But what if that interest would incur a huge expense for you? Find simple activities that replicate the fundamentals, says Pottenger. “Things like robotics and electronics cost money—a lot of summer courses for those are expensive. With the younger kids, seeing how things move—using strings and ropes and boxes and working with simple items—are such simple activities,” he says. Pottenger says he’s helped kids replicate the mechanics of a human hand using fast food restaurant straws and string. It doesn’t get much cheaper than that. “It is the rudiments for those other tools that cost lots of money.” Find two of Pottenger’s online projects for replicating a human hand or roboarm on honolulufamily.com/teachertips.

Though summer hasn’t started, it’s not too early to anticipate back-to-school time.

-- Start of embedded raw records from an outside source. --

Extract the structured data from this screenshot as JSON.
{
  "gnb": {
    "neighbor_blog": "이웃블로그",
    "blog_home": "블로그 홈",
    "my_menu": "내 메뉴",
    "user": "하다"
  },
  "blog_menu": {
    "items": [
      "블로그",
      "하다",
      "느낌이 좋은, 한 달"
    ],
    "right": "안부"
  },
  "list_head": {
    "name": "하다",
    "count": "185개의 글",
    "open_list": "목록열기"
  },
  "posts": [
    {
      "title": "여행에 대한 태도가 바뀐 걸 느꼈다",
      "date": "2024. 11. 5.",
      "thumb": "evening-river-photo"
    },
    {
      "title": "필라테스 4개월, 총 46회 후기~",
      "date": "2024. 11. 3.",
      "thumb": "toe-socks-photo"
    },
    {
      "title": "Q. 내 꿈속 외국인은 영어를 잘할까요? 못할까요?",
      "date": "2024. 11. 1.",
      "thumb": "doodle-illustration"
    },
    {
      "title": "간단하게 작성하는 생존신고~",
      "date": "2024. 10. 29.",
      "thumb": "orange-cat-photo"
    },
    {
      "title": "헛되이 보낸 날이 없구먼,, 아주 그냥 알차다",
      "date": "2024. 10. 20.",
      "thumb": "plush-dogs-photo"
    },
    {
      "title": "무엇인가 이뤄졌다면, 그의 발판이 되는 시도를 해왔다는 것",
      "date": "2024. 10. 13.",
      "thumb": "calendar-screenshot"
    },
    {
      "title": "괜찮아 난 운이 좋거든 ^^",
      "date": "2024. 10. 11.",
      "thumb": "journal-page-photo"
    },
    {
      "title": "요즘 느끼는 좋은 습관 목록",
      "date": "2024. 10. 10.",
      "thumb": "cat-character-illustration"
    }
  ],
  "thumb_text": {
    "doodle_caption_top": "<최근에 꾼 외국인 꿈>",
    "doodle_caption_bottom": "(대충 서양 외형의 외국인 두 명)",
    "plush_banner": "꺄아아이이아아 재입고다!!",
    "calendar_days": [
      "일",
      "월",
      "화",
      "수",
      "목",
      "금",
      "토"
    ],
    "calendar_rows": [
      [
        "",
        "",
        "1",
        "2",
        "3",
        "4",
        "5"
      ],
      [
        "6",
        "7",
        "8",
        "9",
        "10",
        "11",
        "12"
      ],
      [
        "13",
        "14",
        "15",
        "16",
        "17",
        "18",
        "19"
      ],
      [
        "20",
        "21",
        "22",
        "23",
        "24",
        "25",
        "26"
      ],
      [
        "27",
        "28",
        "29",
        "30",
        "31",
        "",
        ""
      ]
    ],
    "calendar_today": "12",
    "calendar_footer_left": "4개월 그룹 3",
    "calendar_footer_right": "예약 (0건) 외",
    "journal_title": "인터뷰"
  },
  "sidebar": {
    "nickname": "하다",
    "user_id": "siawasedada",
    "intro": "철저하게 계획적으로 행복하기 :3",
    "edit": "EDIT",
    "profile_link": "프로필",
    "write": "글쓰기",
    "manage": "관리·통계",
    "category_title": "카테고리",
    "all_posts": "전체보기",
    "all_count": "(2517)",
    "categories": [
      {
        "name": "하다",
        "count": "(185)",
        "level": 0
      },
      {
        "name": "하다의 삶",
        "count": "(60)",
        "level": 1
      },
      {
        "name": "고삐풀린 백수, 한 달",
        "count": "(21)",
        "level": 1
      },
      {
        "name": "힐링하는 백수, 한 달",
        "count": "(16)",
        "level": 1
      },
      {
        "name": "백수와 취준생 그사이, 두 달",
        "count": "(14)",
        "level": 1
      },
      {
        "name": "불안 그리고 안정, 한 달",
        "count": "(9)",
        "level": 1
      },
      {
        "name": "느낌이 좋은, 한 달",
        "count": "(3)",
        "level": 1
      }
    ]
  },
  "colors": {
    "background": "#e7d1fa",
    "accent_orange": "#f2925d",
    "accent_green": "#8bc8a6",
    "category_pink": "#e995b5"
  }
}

If you keep track of your summer events to share the next school year—a packet of math worksheets completed, a drawer of saved mechanical experiments, or an illustrated journal of the events your kids have participated in—it can help you all reflect positively on summer. “A majority of teachers are going to have them write or talk about what they did over the summer,” Uchino says, “They’re going to know what to say right away, and start off the year confident.” That’s a sure sign of a great summer—your kid confidently facing the next school year.  

Our Teachers 

Our Teachers The seven teachers we spoke with specialize in everything from math and science to digital media and physical education.

Melanie Ah Soon

  • Dean of the lower school at Sacred Hearts Academy.
  • 2010 Presidential Award for Excellence in Mathematics and Science Teaching.

Michelle Carlson Colte

  • K-fifth grade library media specialist at Hale Kula Elementary School .
  • 2014 Making IT Happen award. 2014 School Librarian of the Year (inaugural winner) from School Library Journal and Scholastic Library Publishing.

Jason Dettweiler-Pavia

  •  Third grade teacher at Kaiulani Elementary School.
  • 2014 Voya Unsung Heroes.

Kelly Majam Elms

  •  Pre-K-fifth grade physical education teacher at Liholiho Elementary School.
  • 2013 NCAA Woman of the Year Finalist.

Marcus Pottenger

  • K-fifth grade technology teacher at Hokulani Elementary School.  Director of University of Hawaii Lab School’s Summer Programs in science enrichment and  computer explorations.
  • 2013 Honolulu District Teacher of the Year.

Nathan Radzak

  • Fifth-12th grade social studies teacher at Ho‘ala School.
  • 2009-2010 Distinguished Teacher Certification and Achievement in Writing Instruction Awards.

Masaru Uchino

  • Third grade teacher at Momilani Elementary School.
  • 2015 Leeward District Teacher of the Year.